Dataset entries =
◆ ◆ ◆ ◆

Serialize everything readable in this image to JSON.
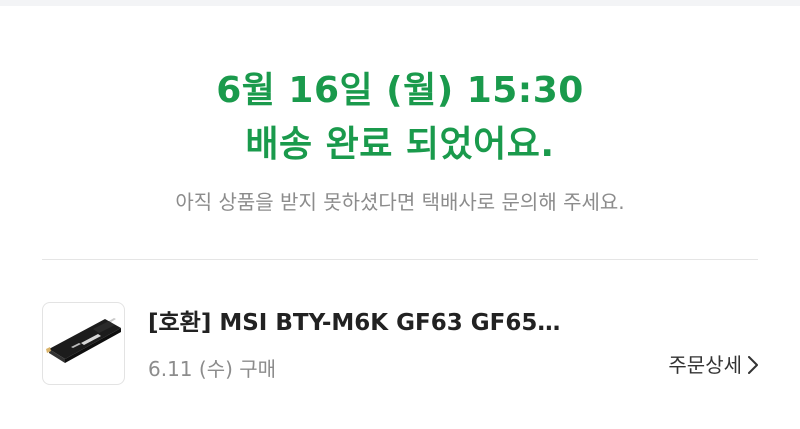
{
  "delivery": {
    "datetime_line": "6월 16일 (월) 15:30",
    "status_line": "배송 완료 되었어요."
  },
  "notice": "아직 상품을 받지 못하셨다면 택배사로 문의해 주세요.",
  "product": {
    "name": "[호환] MSI BTY-M6K GF63 GF65…",
    "purchase_date": "6.11 (수) 구매",
    "order_detail_label": "주문상세",
    "thumbnail_icon": "battery-product-icon"
  },
  "colors": {
    "accent_green": "#1a9a4c",
    "muted_text": "#8c8c8c"
  }
}
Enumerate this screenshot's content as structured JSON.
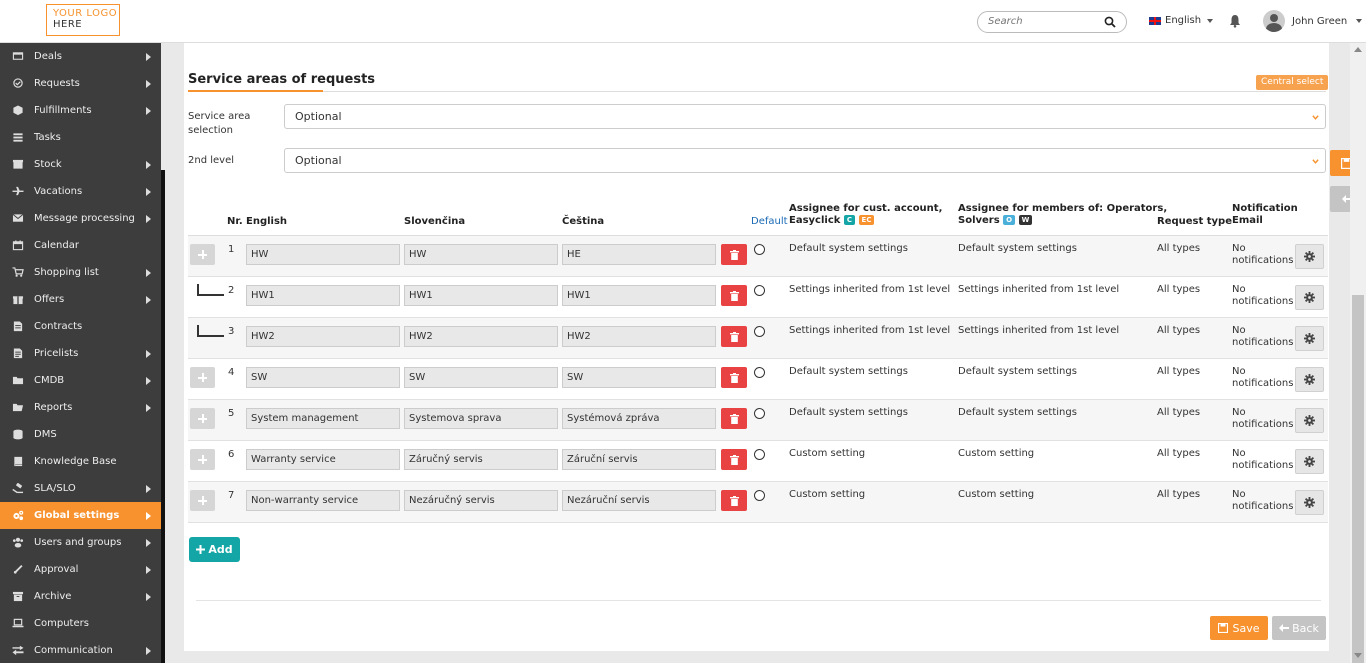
{
  "header": {
    "logo_line1": "YOUR LOGO",
    "logo_line2": "HERE",
    "search_placeholder": "Search",
    "language": "English",
    "user_name": "John Green"
  },
  "sidebar": {
    "items": [
      {
        "label": "Deals",
        "icon": "deals-icon",
        "submenu": true
      },
      {
        "label": "Requests",
        "icon": "requests-icon",
        "submenu": true
      },
      {
        "label": "Fulfillments",
        "icon": "fulfillments-icon",
        "submenu": true
      },
      {
        "label": "Tasks",
        "icon": "tasks-icon",
        "submenu": false
      },
      {
        "label": "Stock",
        "icon": "stock-icon",
        "submenu": true
      },
      {
        "label": "Vacations",
        "icon": "plane-icon",
        "submenu": true
      },
      {
        "label": "Message processing",
        "icon": "envelope-icon",
        "submenu": true
      },
      {
        "label": "Calendar",
        "icon": "calendar-icon",
        "submenu": false
      },
      {
        "label": "Shopping list",
        "icon": "cart-icon",
        "submenu": true
      },
      {
        "label": "Offers",
        "icon": "gift-icon",
        "submenu": true
      },
      {
        "label": "Contracts",
        "icon": "contract-icon",
        "submenu": false
      },
      {
        "label": "Pricelists",
        "icon": "pricelist-icon",
        "submenu": true
      },
      {
        "label": "CMDB",
        "icon": "folder-icon",
        "submenu": true
      },
      {
        "label": "Reports",
        "icon": "reports-icon",
        "submenu": true
      },
      {
        "label": "DMS",
        "icon": "database-icon",
        "submenu": false
      },
      {
        "label": "Knowledge Base",
        "icon": "book-icon",
        "submenu": false
      },
      {
        "label": "SLA/SLO",
        "icon": "gavel-icon",
        "submenu": true
      },
      {
        "label": "Global settings",
        "icon": "cogs-icon",
        "submenu": true,
        "active": true
      },
      {
        "label": "Users and groups",
        "icon": "users-icon",
        "submenu": true
      },
      {
        "label": "Approval",
        "icon": "approval-icon",
        "submenu": true
      },
      {
        "label": "Archive",
        "icon": "archive-icon",
        "submenu": true
      },
      {
        "label": "Computers",
        "icon": "laptop-icon",
        "submenu": false
      },
      {
        "label": "Communication",
        "icon": "exchange-icon",
        "submenu": true
      }
    ]
  },
  "section": {
    "title": "Service areas of requests",
    "central_select": "Central select",
    "service_area_label": "Service area selection",
    "service_area_value": "Optional",
    "second_level_label": "2nd level",
    "second_level_value": "Optional"
  },
  "table": {
    "headers": {
      "nr": "Nr.",
      "english": "English",
      "slovencina": "Slovenčina",
      "cestina": "Čeština",
      "default": "Default",
      "assignee_cust_line1": "Assignee for cust. account,",
      "assignee_cust_line2": "Easyclick",
      "badge_c": "C",
      "badge_ec": "EC",
      "assignee_members_line1": "Assignee for members of: Operators,",
      "assignee_members_line2": "Solvers",
      "badge_o": "O",
      "badge_w": "W",
      "request_type": "Request type",
      "notification_line1": "Notification",
      "notification_line2": "Email"
    },
    "rows": [
      {
        "nr": "1",
        "en": "HW",
        "sk": "HW",
        "cz": "HE",
        "assignee_cust": "Default system settings",
        "assignee_members": "Default system settings",
        "request_type": "All types",
        "notif1": "No",
        "notif2": "notifications",
        "level": 1
      },
      {
        "nr": "2",
        "en": "HW1",
        "sk": "HW1",
        "cz": "HW1",
        "assignee_cust": "Settings inherited from 1st level",
        "assignee_members": "Settings inherited from 1st level",
        "request_type": "All types",
        "notif1": "No",
        "notif2": "notifications",
        "level": 2
      },
      {
        "nr": "3",
        "en": "HW2",
        "sk": "HW2",
        "cz": "HW2",
        "assignee_cust": "Settings inherited from 1st level",
        "assignee_members": "Settings inherited from 1st level",
        "request_type": "All types",
        "notif1": "No",
        "notif2": "notifications",
        "level": 2
      },
      {
        "nr": "4",
        "en": "SW",
        "sk": "SW",
        "cz": "SW",
        "assignee_cust": "Default system settings",
        "assignee_members": "Default system settings",
        "request_type": "All types",
        "notif1": "No",
        "notif2": "notifications",
        "level": 1
      },
      {
        "nr": "5",
        "en": "System management",
        "sk": "Systemova sprava",
        "cz": "Systémová zpráva",
        "assignee_cust": "Default system settings",
        "assignee_members": "Default system settings",
        "request_type": "All types",
        "notif1": "No",
        "notif2": "notifications",
        "level": 1
      },
      {
        "nr": "6",
        "en": "Warranty service",
        "sk": "Záručný servis",
        "cz": "Záruční servis",
        "assignee_cust": "Custom setting",
        "assignee_members": "Custom setting",
        "request_type": "All types",
        "notif1": "No",
        "notif2": "notifications",
        "level": 1
      },
      {
        "nr": "7",
        "en": "Non-warranty service",
        "sk": "Nezáručný servis",
        "cz": "Nezáruční servis",
        "assignee_cust": "Custom setting",
        "assignee_members": "Custom setting",
        "request_type": "All types",
        "notif1": "No",
        "notif2": "notifications",
        "level": 1
      }
    ]
  },
  "actions": {
    "add": "Add",
    "save": "Save",
    "back": "Back"
  },
  "colors": {
    "accent": "#f7922e",
    "teal": "#14a6a6",
    "danger": "#e84242",
    "sidebar_bg": "#3d3d3d"
  }
}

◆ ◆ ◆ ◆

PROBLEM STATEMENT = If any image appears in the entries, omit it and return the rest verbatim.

SOLUTION =
Serialize everything readable in this image to JSON.
{
  "delivery": {
    "datetime_line": "6월 16일 (월) 15:30",
    "status_line": "배송 완료 되었어요."
  },
  "notice": "아직 상품을 받지 못하셨다면 택배사로 문의해 주세요.",
  "product": {
    "name": "[호환] MSI BTY-M6K GF63 GF65…",
    "purchase_date": "6.11 (수) 구매",
    "order_detail_label": "주문상세",
    "thumbnail_icon": "battery-product-icon"
  },
  "colors": {
    "accent_green": "#1a9a4c",
    "muted_text": "#8c8c8c"
  }
}
Enumerate this screenshot's content as structured JSON.
{
  "header": {
    "logo_line1": "YOUR LOGO",
    "logo_line2": "HERE",
    "search_placeholder": "Search",
    "language": "English",
    "user_name": "John Green"
  },
  "sidebar": {
    "items": [
      {
        "label": "Deals",
        "icon": "deals-icon",
        "submenu": true
      },
      {
        "label": "Requests",
        "icon": "requests-icon",
        "submenu": true
      },
      {
        "label": "Fulfillments",
        "icon": "fulfillments-icon",
        "submenu": true
      },
      {
        "label": "Tasks",
        "icon": "tasks-icon",
        "submenu": false
      },
      {
        "label": "Stock",
        "icon": "stock-icon",
        "submenu": true
      },
      {
        "label": "Vacations",
        "icon": "plane-icon",
        "submenu": true
      },
      {
        "label": "Message processing",
        "icon": "envelope-icon",
        "submenu": true
      },
      {
        "label": "Calendar",
        "icon": "calendar-icon",
        "submenu": false
      },
      {
        "label": "Shopping list",
        "icon": "cart-icon",
        "submenu": true
      },
      {
        "label": "Offers",
        "icon": "gift-icon",
        "submenu": true
      },
      {
        "label": "Contracts",
        "icon": "contract-icon",
        "submenu": false
      },
      {
        "label": "Pricelists",
        "icon": "pricelist-icon",
        "submenu": true
      },
      {
        "label": "CMDB",
        "icon": "folder-icon",
        "submenu": true
      },
      {
        "label": "Reports",
        "icon": "reports-icon",
        "submenu": true
      },
      {
        "label": "DMS",
        "icon": "database-icon",
        "submenu": false
      },
      {
        "label": "Knowledge Base",
        "icon": "book-icon",
        "submenu": false
      },
      {
        "label": "SLA/SLO",
        "icon": "gavel-icon",
        "submenu": true
      },
      {
        "label": "Global settings",
        "icon": "cogs-icon",
        "submenu": true,
        "active": true
      },
      {
        "label": "Users and groups",
        "icon": "users-icon",
        "submenu": true
      },
      {
        "label": "Approval",
        "icon": "approval-icon",
        "submenu": true
      },
      {
        "label": "Archive",
        "icon": "archive-icon",
        "submenu": true
      },
      {
        "label": "Computers",
        "icon": "laptop-icon",
        "submenu": false
      },
      {
        "label": "Communication",
        "icon": "exchange-icon",
        "submenu": true
      }
    ]
  },
  "section": {
    "title": "Service areas of requests",
    "central_select": "Central select",
    "service_area_label": "Service area selection",
    "service_area_value": "Optional",
    "second_level_label": "2nd level",
    "second_level_value": "Optional"
  },
  "table": {
    "headers": {
      "nr": "Nr.",
      "english": "English",
      "slovencina": "Slovenčina",
      "cestina": "Čeština",
      "default": "Default",
      "assignee_cust_line1": "Assignee for cust. account,",
      "assignee_cust_line2": "Easyclick",
      "badge_c": "C",
      "badge_ec": "EC",
      "assignee_members_line1": "Assignee for members of: Operators,",
      "assignee_members_line2": "Solvers",
      "badge_o": "O",
      "badge_w": "W",
      "request_type": "Request type",
      "notification_line1": "Notification",
      "notification_line2": "Email"
    },
    "rows": [
      {
        "nr": "1",
        "en": "HW",
        "sk": "HW",
        "cz": "HE",
        "assignee_cust": "Default system settings",
        "assignee_members": "Default system settings",
        "request_type": "All types",
        "notif1": "No",
        "notif2": "notifications",
        "level": 1
      },
      {
        "nr": "2",
        "en": "HW1",
        "sk": "HW1",
        "cz": "HW1",
        "assignee_cust": "Settings inherited from 1st level",
        "assignee_members": "Settings inherited from 1st level",
        "request_type": "All types",
        "notif1": "No",
        "notif2": "notifications",
        "level": 2
      },
      {
        "nr": "3",
        "en": "HW2",
        "sk": "HW2",
        "cz": "HW2",
        "assignee_cust": "Settings inherited from 1st level",
        "assignee_members": "Settings inherited from 1st level",
        "request_type": "All types",
        "notif1": "No",
        "notif2": "notifications",
        "level": 2
      },
      {
        "nr": "4",
        "en": "SW",
        "sk": "SW",
        "cz": "SW",
        "assignee_cust": "Default system settings",
        "assignee_members": "Default system settings",
        "request_type": "All types",
        "notif1": "No",
        "notif2": "notifications",
        "level": 1
      },
      {
        "nr": "5",
        "en": "System management",
        "sk": "Systemova sprava",
        "cz": "Systémová zpráva",
        "assignee_cust": "Default system settings",
        "assignee_members": "Default system settings",
        "request_type": "All types",
        "notif1": "No",
        "notif2": "notifications",
        "level": 1
      },
      {
        "nr": "6",
        "en": "Warranty service",
        "sk": "Záručný servis",
        "cz": "Záruční servis",
        "assignee_cust": "Custom setting",
        "assignee_members": "Custom setting",
        "request_type": "All types",
        "notif1": "No",
        "notif2": "notifications",
        "level": 1
      },
      {
        "nr": "7",
        "en": "Non-warranty service",
        "sk": "Nezáručný servis",
        "cz": "Nezáruční servis",
        "assignee_cust": "Custom setting",
        "assignee_members": "Custom setting",
        "request_type": "All types",
        "notif1": "No",
        "notif2": "notifications",
        "level": 1
      }
    ]
  },
  "actions": {
    "add": "Add",
    "save": "Save",
    "back": "Back"
  },
  "colors": {
    "accent": "#f7922e",
    "teal": "#14a6a6",
    "danger": "#e84242",
    "sidebar_bg": "#3d3d3d"
  }
}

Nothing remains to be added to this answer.